Entries supplied
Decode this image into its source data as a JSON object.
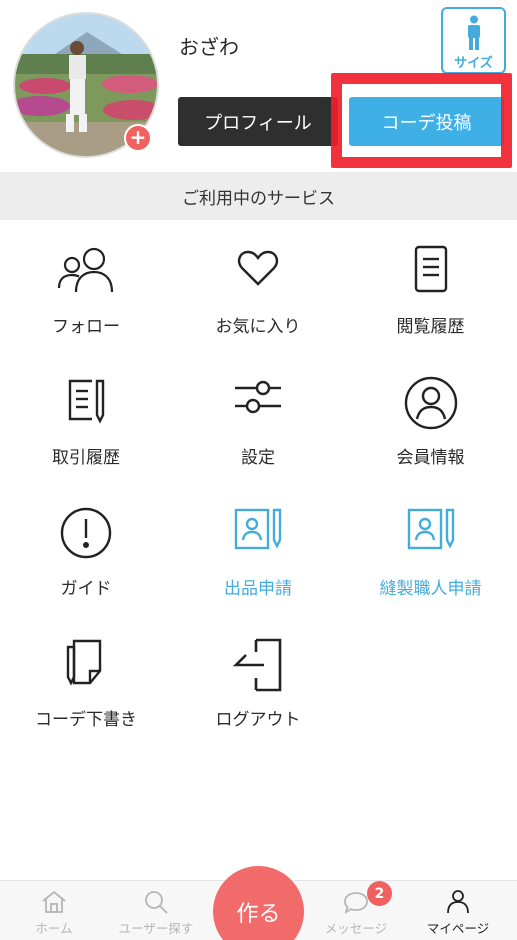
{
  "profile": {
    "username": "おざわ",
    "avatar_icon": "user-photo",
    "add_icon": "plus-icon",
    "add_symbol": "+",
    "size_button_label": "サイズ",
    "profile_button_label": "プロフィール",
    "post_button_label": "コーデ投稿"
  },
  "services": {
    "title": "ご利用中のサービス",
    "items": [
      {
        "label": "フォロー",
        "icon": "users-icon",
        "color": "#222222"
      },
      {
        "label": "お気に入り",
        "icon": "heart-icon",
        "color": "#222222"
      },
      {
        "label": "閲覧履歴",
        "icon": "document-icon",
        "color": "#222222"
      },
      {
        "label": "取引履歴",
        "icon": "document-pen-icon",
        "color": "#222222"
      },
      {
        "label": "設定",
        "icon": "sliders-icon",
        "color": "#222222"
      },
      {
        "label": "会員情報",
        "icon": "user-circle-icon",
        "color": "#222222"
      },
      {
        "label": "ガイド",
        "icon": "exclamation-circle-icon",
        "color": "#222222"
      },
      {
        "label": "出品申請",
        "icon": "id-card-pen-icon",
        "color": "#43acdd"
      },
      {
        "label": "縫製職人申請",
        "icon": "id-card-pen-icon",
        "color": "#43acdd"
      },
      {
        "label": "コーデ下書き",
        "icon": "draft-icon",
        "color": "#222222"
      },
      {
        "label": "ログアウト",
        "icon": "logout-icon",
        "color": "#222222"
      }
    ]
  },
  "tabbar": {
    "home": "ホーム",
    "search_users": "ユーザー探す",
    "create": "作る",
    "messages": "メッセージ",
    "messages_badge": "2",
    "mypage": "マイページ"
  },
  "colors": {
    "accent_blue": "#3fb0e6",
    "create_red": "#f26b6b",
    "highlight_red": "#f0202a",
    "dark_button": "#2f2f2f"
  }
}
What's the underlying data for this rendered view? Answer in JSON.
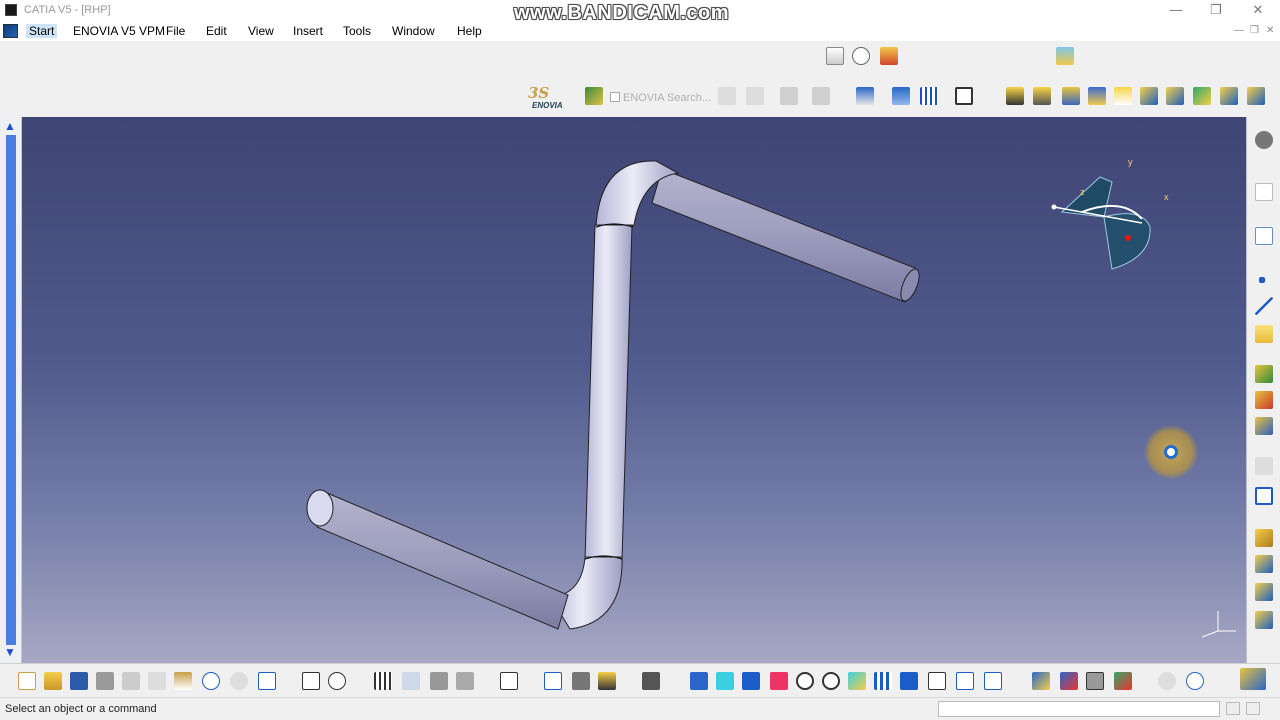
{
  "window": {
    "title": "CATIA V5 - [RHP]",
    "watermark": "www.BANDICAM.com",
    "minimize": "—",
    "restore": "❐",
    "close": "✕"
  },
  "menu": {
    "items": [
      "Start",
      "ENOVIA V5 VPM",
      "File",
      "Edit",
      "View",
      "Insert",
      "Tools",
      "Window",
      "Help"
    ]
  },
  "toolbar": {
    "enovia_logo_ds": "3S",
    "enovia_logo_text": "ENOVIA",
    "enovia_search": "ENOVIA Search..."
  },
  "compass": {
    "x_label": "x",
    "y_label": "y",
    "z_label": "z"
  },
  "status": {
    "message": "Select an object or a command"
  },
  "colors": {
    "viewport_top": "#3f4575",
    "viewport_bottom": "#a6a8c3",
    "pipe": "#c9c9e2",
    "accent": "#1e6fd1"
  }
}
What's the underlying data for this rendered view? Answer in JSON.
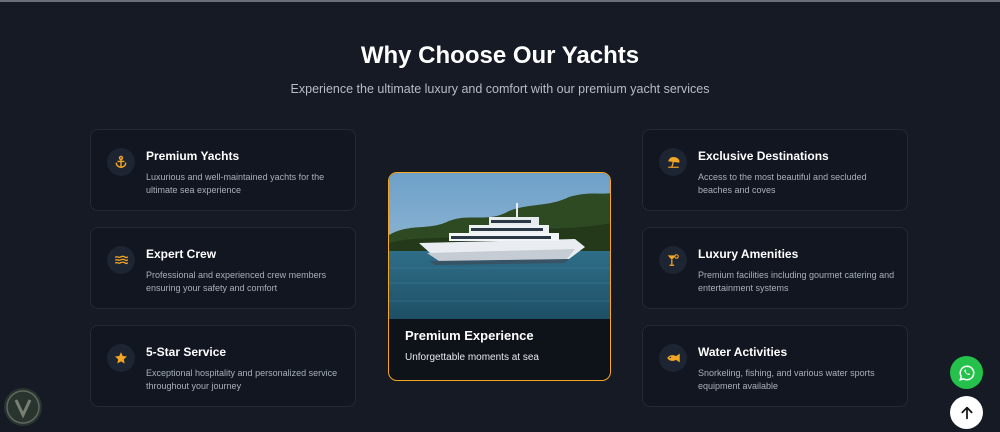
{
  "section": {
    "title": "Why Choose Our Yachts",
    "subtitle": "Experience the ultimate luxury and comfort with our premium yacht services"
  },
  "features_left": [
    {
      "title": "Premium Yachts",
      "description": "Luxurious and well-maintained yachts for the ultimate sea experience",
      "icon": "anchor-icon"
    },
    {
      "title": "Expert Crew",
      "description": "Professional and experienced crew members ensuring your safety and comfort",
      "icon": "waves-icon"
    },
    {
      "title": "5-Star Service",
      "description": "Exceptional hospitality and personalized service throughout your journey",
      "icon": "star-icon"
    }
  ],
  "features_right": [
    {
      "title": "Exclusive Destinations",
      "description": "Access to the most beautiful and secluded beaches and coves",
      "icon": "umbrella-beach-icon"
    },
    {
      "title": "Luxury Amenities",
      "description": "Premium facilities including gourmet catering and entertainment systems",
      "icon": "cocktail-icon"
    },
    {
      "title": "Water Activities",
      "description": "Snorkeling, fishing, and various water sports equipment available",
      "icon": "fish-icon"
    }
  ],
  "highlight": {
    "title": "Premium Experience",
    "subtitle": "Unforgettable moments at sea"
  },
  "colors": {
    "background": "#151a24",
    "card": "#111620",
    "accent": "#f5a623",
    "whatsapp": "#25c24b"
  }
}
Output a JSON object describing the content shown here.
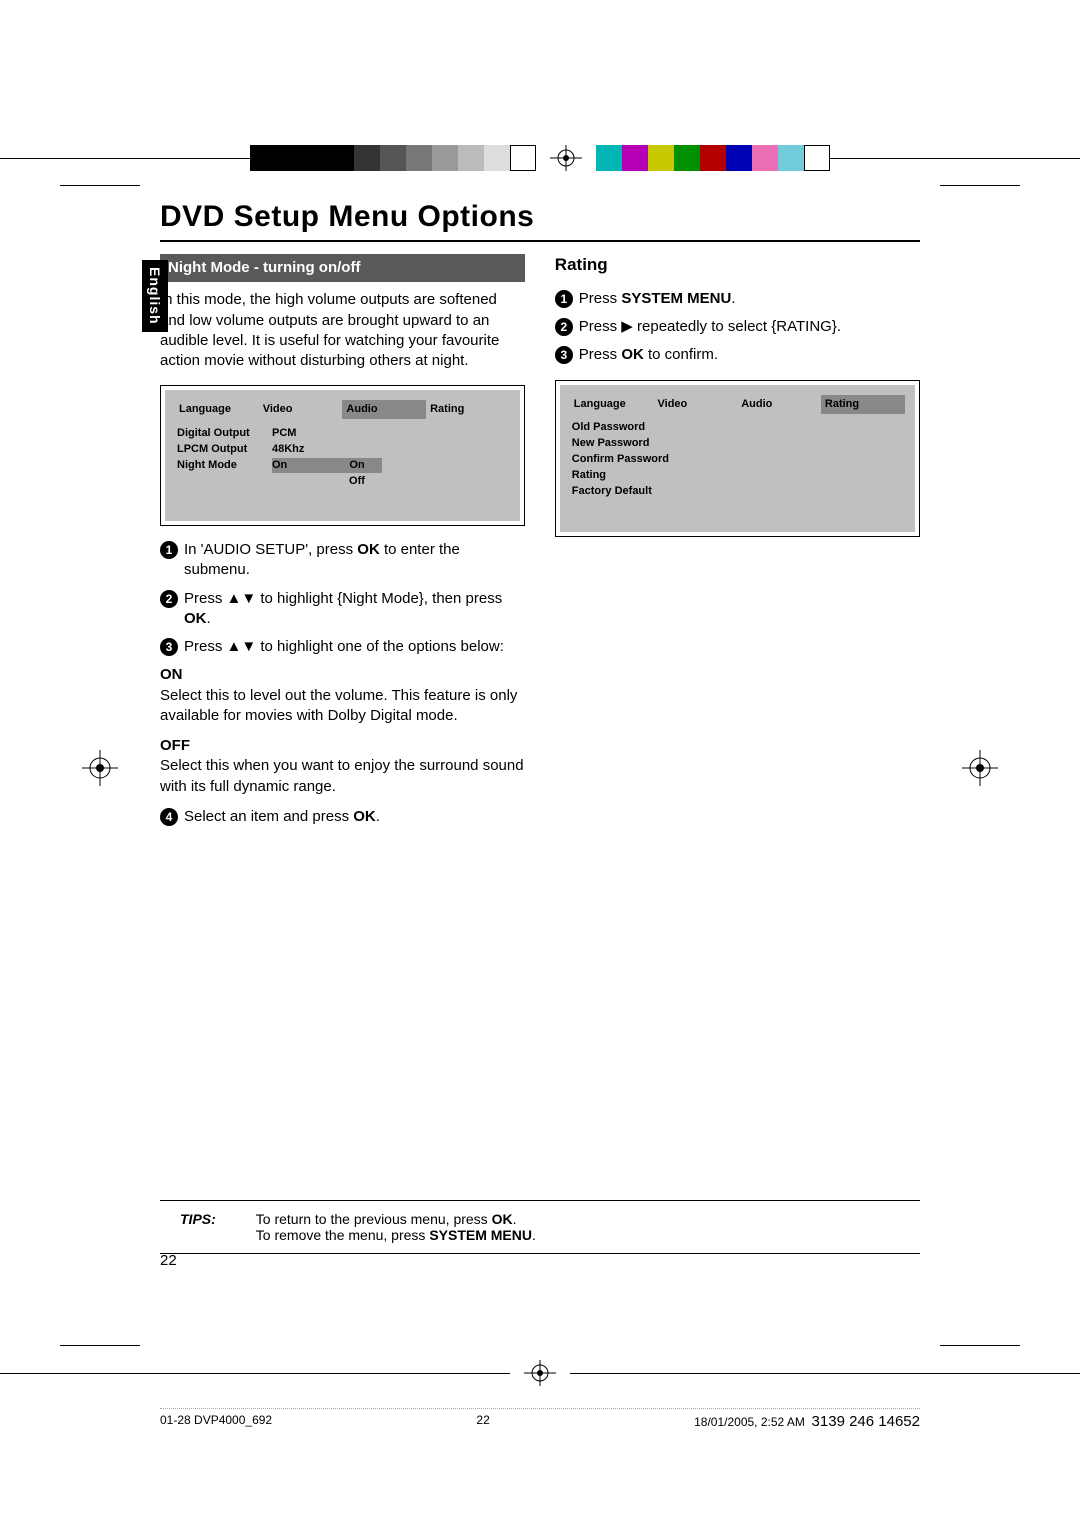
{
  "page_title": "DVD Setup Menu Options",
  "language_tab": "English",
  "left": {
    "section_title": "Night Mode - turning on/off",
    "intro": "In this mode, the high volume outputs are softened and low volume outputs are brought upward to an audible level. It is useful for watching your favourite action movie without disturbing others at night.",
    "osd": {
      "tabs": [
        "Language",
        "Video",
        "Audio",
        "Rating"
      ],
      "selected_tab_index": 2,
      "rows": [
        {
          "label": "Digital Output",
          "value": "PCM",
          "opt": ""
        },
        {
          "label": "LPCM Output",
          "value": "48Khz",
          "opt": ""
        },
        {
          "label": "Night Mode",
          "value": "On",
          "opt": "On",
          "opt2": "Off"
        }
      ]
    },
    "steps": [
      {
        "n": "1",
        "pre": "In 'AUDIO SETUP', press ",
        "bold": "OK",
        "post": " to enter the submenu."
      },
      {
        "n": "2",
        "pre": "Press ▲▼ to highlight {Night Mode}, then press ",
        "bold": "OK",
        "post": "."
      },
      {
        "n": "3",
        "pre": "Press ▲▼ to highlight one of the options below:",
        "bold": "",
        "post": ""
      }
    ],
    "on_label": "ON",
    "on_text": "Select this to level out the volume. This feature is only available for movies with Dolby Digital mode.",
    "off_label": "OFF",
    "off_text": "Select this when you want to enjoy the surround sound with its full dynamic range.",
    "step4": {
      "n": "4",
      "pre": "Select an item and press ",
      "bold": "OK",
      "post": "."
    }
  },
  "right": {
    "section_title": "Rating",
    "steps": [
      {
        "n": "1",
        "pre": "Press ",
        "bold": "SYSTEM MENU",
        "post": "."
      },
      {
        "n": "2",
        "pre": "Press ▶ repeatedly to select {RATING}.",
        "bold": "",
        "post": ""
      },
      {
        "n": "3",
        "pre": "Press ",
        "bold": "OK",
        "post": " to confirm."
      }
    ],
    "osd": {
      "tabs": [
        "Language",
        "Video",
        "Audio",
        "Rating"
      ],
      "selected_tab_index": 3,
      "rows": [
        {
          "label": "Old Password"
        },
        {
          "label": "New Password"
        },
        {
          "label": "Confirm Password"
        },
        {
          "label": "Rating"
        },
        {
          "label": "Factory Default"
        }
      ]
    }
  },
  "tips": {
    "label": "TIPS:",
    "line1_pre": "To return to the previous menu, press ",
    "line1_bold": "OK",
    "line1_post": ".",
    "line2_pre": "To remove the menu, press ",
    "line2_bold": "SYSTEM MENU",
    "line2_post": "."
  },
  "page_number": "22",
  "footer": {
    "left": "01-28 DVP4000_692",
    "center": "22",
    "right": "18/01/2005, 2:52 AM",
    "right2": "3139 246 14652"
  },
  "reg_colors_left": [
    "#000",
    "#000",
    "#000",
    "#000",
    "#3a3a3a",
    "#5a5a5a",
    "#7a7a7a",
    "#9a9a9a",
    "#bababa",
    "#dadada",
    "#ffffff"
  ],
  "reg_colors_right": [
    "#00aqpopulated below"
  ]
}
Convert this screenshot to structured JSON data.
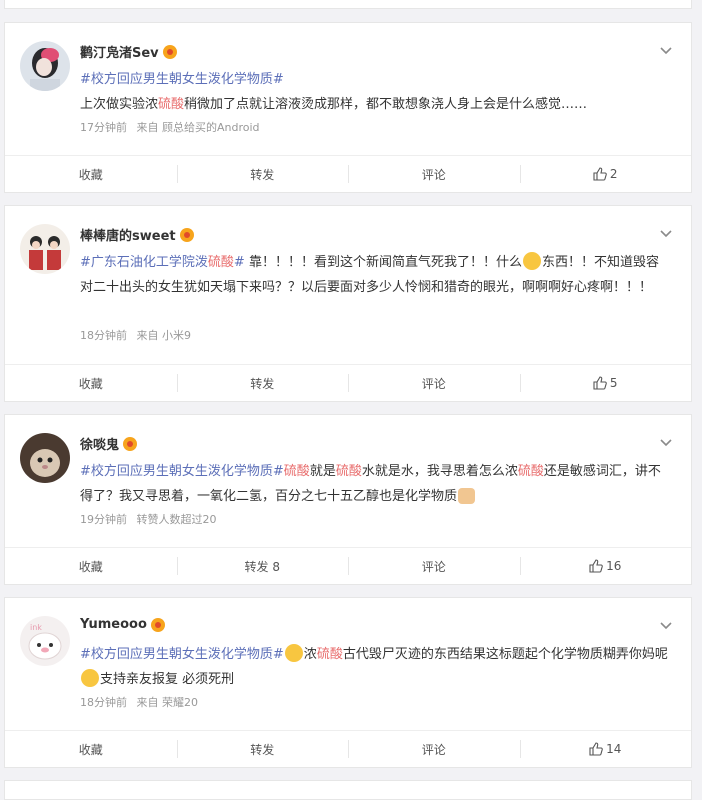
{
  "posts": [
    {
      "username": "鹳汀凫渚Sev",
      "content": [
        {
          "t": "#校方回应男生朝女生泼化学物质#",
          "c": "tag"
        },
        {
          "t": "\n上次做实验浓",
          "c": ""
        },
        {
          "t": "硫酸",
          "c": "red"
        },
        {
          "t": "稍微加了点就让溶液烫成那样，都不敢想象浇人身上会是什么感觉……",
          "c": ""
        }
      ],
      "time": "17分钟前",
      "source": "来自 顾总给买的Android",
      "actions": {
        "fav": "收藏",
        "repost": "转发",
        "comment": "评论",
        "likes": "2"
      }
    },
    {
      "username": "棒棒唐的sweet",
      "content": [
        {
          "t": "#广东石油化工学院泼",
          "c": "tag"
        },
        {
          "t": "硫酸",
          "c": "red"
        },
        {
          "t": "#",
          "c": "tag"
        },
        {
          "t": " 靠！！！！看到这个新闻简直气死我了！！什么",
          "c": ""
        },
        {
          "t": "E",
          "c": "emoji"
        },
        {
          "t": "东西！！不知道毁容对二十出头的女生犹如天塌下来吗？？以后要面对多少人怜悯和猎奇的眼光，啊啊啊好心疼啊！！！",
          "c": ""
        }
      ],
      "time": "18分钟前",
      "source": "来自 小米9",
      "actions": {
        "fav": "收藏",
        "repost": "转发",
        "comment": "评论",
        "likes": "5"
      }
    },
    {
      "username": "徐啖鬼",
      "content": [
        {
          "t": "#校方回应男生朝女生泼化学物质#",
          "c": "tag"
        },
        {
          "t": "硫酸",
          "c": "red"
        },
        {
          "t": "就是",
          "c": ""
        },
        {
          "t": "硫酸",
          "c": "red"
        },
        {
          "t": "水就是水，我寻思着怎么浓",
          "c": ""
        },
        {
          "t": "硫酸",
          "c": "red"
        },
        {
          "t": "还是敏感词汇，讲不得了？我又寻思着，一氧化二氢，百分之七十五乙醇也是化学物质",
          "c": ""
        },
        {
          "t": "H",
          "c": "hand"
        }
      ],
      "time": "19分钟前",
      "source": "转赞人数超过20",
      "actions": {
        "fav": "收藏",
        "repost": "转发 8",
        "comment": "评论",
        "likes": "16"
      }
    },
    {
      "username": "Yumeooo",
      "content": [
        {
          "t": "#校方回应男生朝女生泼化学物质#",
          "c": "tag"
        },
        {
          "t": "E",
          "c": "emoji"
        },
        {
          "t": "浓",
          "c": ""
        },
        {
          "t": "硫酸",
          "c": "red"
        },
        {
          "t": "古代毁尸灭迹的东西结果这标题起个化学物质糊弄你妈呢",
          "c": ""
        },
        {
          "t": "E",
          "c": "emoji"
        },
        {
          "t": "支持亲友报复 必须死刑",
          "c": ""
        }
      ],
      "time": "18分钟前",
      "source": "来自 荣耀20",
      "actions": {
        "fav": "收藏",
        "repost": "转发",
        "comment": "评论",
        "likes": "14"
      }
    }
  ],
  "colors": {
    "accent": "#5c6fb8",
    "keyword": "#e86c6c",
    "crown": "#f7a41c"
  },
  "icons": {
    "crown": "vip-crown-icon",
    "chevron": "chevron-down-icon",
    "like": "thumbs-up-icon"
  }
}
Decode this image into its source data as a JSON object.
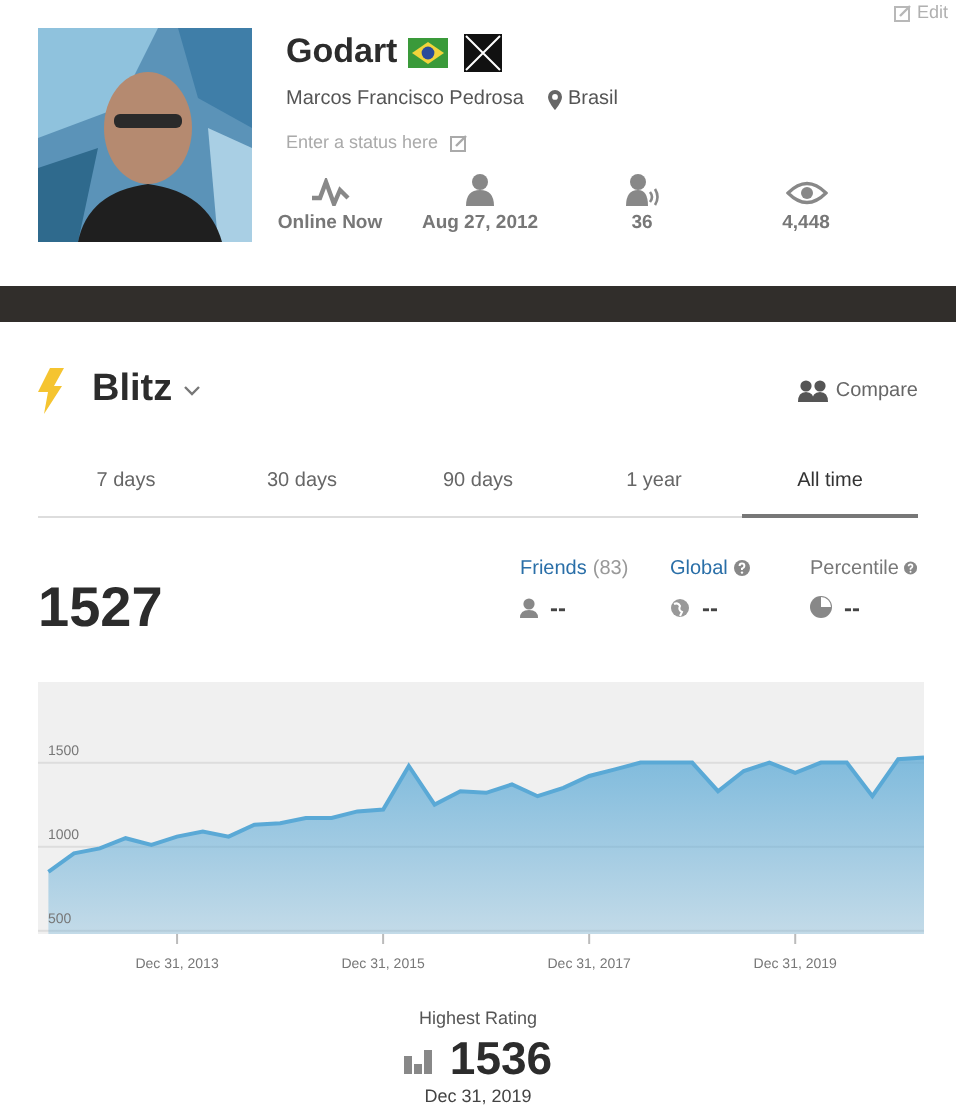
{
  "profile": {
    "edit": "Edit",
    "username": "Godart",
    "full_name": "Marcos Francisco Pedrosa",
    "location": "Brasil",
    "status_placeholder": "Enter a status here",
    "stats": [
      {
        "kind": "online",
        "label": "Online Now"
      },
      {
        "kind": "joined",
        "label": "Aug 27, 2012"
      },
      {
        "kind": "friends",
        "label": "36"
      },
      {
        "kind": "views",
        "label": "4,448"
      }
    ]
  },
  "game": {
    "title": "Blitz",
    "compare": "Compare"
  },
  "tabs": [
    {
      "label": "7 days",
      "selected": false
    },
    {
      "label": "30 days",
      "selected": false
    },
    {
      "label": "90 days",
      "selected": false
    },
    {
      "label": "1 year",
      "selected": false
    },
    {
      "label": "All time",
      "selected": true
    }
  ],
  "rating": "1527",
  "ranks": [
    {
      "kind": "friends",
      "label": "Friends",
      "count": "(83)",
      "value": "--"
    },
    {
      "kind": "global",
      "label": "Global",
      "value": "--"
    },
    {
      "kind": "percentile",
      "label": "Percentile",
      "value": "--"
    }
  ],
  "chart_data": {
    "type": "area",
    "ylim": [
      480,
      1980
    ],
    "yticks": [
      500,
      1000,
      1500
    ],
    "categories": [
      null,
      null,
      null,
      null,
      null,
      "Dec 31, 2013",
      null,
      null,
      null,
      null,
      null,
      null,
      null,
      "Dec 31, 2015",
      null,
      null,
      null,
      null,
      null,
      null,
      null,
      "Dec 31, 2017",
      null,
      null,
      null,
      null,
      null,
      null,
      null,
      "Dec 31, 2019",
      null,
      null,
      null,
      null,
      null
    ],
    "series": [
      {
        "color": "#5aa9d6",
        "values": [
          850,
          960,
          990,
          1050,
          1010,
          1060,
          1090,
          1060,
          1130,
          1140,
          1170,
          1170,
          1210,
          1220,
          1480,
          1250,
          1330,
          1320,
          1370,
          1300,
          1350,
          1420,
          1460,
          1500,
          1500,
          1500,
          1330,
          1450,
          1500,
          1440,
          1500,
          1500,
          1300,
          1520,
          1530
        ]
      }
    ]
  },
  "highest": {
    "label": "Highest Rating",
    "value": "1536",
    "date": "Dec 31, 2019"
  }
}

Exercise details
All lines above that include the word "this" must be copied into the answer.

Answer section
Decode this image into its source data as a JSON object.
What's the underlying data for this rendered view? Answer in JSON.
What's the underlying data for this rendered view? Answer in JSON.
    "intro": "In this mode, the high volume outputs are softened and low volume outputs are brought upward to an audible level. It is useful for watching your favourite action movie without disturbing others at night.",
    "on_text": "Select this to level out the volume. This feature is only available for movies with Dolby Digital mode.",
    "off_text": "Select this when you want to enjoy the surround sound with its full dynamic range.",
Convert this screenshot to structured JSON data.
Decode this image into its source data as a JSON object.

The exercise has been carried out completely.